Freshly grated is so much better, and it’s a real treat when servers do this tableside. Cucina by Elena makes a strong case for this, pointing out the most obvious thing first: It’s fresher. Besides that, it’s less likely to clump up in recipes and on top of food. It also melts better, so if you have a hot dish…mmmm.
Foodbeast claims that Parmigiano-Reggiano and Parmesan cheese are two different types of cheese, so if you want to get super-picky about your parmesan, ask if the cheese is Parmigiano Reggiano PDO.
Champagne and Parmigiano Reggiano are both controlled-origin products, so the names cannot be used on other goods (to be called Champagne, the sparkling liquid must be made in Champagne, France, via VinePair). Real Parmigiano-Reggiano is labeled as PDO (Protected Designation of Origin). Things labeled as Parmesan cheese are not regulated, so you never know what you might get.
12. The sauce isn’t mixed into the pasta
Have you ever ordered a pasta dish in an Italian restaurant only to find out that the sauce was ladled on top without care? Yep, that’s a red flag. According to Why Italians, this is a familiar way of serving pasta in Italian-American restaurants, but it’s never done this way in Italy.
When freshly drained, hot pasta is added to a sauce, starch is released from the pasta. This binds the sauce to the pasta so that neither is overwhelmed by the other. Chefs in Italian restaurants who ladle globs of sauce on top of pasta just aren’t getting it. Why should you have to be the one to mix it in?
DeLallo confirms that Italian sauces should always be combined with pasta before it is served and explains how easy it is to do at home. When the sauce is cooked and simmering, add in hot, cooked pasta and mix gently for one to two minutes. You can add a bit of the leftover pasta cooking water to thin it out if necessary.
And when you have it prepared this way in an Italian restaurant, you will never see a pool of extra sauce in the bottom of your bowl or plate.

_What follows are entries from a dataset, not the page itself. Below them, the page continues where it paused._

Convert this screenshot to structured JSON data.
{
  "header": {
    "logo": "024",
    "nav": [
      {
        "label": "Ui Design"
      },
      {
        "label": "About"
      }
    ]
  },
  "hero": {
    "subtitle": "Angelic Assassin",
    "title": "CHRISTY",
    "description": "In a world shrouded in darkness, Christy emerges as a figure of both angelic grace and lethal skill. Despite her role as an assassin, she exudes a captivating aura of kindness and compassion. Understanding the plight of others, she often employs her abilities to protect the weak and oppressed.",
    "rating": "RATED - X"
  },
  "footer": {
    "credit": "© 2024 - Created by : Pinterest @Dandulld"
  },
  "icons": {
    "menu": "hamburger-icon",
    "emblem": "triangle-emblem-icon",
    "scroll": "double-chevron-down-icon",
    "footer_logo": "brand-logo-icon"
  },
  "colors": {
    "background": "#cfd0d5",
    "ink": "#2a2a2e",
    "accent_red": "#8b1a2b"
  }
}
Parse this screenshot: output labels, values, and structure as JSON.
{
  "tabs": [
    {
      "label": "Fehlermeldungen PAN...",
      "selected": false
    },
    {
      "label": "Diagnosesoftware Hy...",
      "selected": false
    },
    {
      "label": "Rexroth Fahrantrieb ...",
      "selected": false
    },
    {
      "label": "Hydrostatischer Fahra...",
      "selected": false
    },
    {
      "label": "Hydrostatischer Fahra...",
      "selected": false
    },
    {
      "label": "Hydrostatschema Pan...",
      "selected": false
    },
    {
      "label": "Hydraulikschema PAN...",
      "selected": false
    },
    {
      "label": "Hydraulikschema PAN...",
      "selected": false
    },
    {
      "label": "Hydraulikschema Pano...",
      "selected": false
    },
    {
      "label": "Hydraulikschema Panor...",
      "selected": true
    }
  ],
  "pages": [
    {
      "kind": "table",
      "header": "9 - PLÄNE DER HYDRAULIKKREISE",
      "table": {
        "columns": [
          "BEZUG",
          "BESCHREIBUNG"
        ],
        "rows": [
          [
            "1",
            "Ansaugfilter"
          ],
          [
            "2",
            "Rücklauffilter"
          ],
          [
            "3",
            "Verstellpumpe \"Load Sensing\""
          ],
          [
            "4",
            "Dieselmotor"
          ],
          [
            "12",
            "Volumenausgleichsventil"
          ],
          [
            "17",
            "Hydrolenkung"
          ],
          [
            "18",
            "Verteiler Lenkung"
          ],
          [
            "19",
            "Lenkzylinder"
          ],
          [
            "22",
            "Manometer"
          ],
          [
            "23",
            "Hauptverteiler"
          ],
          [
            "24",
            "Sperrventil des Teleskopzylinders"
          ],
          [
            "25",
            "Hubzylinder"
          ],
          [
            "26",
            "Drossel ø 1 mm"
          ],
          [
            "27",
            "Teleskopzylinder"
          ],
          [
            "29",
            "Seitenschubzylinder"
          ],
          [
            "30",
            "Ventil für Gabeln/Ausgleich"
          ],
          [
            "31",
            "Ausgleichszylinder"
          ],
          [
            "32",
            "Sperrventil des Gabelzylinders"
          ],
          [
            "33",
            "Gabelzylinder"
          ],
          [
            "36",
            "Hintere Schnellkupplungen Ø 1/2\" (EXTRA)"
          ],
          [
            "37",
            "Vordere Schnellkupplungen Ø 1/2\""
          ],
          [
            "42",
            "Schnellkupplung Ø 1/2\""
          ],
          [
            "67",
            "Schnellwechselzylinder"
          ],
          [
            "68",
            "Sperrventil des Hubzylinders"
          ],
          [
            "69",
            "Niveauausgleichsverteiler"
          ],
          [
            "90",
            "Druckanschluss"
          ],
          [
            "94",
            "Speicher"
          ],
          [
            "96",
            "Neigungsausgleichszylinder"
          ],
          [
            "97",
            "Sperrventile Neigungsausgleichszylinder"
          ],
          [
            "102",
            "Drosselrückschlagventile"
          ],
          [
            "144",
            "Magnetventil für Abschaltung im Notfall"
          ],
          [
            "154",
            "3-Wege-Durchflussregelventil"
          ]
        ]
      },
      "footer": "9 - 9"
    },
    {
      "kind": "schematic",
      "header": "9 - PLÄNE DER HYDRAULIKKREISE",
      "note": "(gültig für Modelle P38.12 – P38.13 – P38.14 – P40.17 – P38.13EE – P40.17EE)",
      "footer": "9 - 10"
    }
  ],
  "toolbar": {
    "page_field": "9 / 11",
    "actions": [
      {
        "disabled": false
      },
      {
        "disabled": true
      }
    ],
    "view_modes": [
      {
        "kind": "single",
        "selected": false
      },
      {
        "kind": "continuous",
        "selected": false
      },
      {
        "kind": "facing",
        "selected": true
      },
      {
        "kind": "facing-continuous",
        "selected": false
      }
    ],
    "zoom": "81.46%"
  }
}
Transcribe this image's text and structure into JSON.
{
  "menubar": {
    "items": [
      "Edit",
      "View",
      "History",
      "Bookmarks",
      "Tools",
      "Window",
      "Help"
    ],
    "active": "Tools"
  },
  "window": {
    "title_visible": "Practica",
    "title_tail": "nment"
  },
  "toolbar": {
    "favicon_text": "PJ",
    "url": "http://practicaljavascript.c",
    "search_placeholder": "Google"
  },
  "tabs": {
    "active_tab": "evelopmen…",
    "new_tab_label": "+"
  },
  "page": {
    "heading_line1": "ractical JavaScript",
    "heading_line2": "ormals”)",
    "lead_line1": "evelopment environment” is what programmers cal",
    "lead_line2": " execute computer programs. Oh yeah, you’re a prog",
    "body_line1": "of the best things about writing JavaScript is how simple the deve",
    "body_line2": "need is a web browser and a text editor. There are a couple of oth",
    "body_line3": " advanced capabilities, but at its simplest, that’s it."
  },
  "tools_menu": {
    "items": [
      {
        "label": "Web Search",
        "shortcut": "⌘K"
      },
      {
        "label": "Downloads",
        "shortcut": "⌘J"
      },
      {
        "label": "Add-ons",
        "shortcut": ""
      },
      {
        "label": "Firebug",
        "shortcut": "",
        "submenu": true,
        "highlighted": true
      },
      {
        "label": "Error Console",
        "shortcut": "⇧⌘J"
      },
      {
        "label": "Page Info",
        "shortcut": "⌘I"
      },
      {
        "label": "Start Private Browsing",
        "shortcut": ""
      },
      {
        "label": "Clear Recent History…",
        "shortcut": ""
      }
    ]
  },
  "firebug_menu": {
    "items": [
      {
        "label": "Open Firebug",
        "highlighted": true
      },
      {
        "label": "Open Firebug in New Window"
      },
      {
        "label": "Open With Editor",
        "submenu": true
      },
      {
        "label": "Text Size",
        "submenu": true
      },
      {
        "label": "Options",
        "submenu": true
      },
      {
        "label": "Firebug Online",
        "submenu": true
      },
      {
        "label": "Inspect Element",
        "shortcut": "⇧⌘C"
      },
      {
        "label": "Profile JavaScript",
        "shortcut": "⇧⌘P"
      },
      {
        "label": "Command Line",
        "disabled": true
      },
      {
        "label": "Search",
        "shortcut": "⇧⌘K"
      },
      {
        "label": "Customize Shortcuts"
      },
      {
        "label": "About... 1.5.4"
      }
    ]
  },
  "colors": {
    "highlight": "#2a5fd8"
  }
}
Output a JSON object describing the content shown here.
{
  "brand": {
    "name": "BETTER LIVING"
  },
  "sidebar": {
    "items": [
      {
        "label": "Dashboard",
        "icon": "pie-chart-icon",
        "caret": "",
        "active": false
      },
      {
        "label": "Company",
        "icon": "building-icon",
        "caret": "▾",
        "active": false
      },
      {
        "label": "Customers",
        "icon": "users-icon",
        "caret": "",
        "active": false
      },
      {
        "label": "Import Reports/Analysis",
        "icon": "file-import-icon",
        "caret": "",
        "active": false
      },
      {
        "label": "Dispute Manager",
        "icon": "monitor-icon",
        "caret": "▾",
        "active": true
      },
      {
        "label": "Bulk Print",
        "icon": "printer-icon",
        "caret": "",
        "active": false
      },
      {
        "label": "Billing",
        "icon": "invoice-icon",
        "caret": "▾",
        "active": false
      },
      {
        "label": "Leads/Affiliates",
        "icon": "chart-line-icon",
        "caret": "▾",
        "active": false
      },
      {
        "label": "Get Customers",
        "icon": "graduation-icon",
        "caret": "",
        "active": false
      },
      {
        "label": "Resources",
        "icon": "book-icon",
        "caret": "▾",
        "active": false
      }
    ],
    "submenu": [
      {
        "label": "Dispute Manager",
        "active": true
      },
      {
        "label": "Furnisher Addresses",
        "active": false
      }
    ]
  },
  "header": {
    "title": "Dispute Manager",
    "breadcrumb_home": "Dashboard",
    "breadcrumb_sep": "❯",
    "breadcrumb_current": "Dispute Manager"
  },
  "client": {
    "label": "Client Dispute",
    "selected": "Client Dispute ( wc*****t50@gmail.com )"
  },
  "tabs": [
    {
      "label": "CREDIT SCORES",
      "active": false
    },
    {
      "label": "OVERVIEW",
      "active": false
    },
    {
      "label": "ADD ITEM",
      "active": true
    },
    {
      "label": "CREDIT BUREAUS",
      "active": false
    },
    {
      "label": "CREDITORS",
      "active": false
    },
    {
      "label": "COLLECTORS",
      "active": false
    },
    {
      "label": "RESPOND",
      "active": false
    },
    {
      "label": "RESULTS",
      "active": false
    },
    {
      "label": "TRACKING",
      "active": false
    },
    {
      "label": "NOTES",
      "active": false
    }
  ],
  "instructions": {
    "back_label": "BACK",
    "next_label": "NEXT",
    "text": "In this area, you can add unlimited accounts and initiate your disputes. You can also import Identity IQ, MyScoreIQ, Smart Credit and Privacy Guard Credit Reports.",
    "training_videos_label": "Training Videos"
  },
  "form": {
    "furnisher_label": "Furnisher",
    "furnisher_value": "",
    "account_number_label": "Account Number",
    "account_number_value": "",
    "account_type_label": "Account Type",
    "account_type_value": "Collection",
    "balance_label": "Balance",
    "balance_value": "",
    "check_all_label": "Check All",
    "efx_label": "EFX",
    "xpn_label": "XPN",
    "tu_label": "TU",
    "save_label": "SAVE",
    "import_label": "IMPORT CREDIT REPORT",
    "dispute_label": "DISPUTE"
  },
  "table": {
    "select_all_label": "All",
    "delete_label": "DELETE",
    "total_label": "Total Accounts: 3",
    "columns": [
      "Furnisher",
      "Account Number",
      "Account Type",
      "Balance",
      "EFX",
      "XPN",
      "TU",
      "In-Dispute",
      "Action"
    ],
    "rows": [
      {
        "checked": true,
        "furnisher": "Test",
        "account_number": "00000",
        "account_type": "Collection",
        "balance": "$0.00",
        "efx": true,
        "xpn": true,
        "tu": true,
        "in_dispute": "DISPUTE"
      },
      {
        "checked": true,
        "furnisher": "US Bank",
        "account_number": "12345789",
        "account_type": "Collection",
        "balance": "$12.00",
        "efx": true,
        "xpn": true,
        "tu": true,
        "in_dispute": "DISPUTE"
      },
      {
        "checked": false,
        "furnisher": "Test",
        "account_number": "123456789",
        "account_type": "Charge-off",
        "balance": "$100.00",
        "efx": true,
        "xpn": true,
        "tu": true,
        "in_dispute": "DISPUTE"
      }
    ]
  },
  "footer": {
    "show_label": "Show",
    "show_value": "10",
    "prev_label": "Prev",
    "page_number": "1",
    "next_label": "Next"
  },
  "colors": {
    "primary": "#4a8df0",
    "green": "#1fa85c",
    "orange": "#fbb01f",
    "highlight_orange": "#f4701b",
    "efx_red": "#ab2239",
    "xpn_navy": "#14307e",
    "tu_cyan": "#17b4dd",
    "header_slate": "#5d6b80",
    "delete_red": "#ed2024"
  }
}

This is a good thing because you won’t have any of those fluffy breadsticks to mop it up with.